The local police chief, who was installed by the Taliban, later said that the quartet died in a shootout with the Taliban while freeing the abducted man and his son. According to him, the kidnappers wounded one Taliban member and a civilian during the fight. The kidnapped man was said to have been released.
Nouruddin Turabi, one of the founders of the movement and a major supporter of a strict interpretation of Islamic law, told the AP that the group intended to carry out executions and cut hands again. According to him, however, this may not happen in public as in the past.
Conservatives with phones
Since the Taliban took control of the country in mid-August, many Afghans and the world have been anxiously watching whether the Taliban will restore the tough government of the second half of the 1990s, when Afghanistan first ruled Afghanistan. The leaders of the radical group remain rooted in a deeply conservative and harsh worldview, although they are embracing technological changes such as mobile phones, the AP noted.
Taliban officials have previously said they will not repeat the fundamentalist policies of their movement’s previous government.

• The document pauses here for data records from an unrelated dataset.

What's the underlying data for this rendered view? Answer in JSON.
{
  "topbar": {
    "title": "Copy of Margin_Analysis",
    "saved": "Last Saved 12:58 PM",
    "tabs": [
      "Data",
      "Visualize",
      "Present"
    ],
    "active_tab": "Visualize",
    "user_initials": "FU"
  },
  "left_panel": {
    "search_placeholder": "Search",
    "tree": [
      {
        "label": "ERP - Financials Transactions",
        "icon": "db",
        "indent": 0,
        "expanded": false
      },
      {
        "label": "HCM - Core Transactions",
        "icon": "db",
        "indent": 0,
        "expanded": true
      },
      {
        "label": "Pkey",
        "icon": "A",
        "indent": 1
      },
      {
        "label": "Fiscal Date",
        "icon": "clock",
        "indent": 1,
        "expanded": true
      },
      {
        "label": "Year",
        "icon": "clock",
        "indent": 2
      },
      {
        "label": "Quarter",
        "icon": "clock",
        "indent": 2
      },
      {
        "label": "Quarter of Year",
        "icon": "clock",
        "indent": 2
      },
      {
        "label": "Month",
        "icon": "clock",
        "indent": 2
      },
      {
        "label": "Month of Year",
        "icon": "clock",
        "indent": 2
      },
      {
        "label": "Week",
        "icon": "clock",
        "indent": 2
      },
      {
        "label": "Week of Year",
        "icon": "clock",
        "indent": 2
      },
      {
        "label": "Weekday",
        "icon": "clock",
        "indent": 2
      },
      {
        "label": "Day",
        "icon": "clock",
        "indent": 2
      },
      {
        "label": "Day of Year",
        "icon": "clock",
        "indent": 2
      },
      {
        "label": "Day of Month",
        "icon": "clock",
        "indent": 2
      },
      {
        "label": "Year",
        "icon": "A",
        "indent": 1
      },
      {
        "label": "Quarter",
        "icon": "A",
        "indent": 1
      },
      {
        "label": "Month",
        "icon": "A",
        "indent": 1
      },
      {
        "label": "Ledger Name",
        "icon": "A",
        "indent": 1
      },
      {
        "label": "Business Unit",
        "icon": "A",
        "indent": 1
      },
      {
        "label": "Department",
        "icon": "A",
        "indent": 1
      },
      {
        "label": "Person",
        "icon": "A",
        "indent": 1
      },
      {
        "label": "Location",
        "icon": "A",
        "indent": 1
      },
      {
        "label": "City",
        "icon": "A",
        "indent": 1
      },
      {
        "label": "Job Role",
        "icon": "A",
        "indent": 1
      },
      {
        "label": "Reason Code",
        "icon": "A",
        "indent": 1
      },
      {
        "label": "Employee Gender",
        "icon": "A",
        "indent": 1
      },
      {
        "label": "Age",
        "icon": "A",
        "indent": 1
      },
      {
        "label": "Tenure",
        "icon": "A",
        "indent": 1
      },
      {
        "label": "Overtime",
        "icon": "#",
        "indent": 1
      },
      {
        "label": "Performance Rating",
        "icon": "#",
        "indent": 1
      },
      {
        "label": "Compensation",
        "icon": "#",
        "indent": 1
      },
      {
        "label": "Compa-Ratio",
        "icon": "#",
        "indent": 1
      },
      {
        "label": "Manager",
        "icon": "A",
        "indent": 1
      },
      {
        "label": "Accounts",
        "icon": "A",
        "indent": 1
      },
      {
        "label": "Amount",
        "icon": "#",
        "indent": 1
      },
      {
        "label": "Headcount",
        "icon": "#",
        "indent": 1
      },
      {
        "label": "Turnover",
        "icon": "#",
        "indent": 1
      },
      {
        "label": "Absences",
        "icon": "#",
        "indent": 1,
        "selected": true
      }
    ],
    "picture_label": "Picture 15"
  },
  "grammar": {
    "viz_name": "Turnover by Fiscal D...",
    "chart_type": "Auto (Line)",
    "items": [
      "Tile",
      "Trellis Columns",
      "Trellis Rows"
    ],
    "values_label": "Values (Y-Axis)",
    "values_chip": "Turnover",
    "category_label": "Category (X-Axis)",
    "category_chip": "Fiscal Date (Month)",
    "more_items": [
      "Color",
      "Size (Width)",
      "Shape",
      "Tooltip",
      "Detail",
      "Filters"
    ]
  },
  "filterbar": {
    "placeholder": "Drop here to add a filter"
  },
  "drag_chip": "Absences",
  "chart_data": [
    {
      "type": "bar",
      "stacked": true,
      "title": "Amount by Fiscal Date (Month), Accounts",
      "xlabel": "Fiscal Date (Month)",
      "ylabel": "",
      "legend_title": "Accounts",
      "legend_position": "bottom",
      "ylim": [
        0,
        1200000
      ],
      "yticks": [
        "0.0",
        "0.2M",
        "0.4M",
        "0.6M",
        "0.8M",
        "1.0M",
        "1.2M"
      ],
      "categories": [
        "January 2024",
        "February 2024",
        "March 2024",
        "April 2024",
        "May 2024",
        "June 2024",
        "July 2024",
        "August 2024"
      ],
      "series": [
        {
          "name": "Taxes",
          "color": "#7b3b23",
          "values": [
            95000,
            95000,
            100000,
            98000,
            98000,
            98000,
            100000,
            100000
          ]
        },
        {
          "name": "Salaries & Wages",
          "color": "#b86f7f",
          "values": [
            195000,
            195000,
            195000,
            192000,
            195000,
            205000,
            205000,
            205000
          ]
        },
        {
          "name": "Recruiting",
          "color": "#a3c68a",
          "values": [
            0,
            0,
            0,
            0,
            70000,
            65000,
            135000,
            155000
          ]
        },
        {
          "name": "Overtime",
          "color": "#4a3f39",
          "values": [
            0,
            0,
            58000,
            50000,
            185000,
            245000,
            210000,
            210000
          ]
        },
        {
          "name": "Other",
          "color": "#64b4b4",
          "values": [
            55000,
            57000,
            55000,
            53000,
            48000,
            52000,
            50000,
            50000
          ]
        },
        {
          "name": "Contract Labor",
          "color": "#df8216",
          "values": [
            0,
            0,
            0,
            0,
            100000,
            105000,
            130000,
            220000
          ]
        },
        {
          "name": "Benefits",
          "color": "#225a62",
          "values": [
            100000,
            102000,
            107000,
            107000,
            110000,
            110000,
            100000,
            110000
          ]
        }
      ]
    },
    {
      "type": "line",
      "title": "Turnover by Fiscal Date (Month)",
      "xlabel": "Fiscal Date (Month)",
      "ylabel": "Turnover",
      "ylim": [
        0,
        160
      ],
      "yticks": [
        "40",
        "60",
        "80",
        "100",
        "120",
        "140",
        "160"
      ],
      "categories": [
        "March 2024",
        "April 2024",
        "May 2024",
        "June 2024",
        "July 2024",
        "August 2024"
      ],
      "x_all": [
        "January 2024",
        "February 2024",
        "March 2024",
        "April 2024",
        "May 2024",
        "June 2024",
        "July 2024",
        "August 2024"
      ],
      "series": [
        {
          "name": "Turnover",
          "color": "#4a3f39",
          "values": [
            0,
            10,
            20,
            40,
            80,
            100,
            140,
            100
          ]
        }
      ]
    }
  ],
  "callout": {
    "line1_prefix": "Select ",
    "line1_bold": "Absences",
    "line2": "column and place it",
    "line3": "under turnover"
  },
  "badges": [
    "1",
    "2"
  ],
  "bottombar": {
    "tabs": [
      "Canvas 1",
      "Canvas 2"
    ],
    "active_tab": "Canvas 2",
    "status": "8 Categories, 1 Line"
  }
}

An unnamed Taliban official meanwhile announced that a bomb blast near a road in Nangarhar province hit a Taliban car and injured at least one person. No one has yet claimed responsibility for the explosion. A similar offshoot in Jalalabad last week, in which 12 people died, was reported by a local branch of the Islamic State terrorist organization, the AP said.